++++ The records

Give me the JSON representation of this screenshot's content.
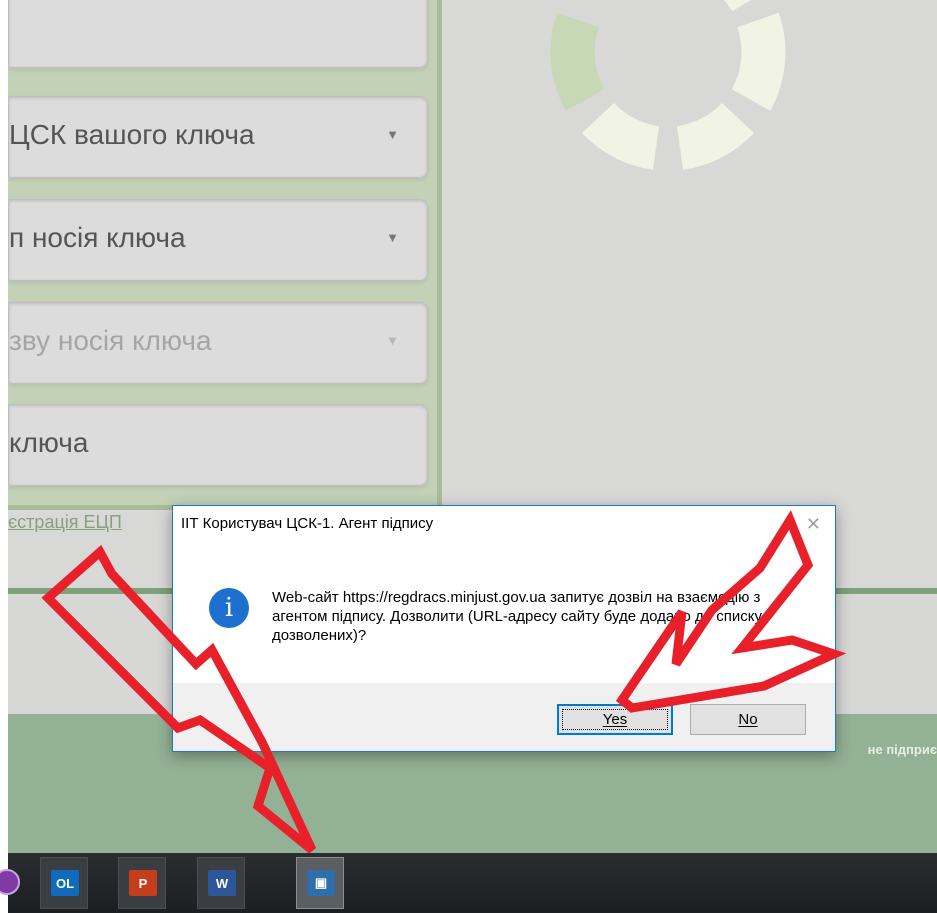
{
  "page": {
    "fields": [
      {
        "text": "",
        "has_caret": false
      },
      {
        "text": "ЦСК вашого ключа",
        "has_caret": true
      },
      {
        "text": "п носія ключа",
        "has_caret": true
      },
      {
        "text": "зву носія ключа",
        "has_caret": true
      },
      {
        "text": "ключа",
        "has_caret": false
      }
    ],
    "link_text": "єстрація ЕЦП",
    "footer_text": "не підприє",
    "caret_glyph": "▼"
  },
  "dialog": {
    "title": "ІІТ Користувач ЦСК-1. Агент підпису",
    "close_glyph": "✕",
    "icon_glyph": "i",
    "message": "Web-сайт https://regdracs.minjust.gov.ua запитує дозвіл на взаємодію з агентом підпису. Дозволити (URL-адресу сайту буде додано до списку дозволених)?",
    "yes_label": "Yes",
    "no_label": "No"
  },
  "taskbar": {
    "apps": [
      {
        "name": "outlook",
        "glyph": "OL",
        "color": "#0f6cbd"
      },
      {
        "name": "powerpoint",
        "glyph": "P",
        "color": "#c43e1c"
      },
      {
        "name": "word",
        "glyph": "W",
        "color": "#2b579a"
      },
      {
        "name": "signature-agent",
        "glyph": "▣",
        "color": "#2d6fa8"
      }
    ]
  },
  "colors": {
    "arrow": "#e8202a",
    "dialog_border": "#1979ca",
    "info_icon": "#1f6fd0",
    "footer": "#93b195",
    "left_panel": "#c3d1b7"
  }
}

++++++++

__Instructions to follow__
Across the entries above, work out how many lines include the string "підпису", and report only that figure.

__Answer section__
2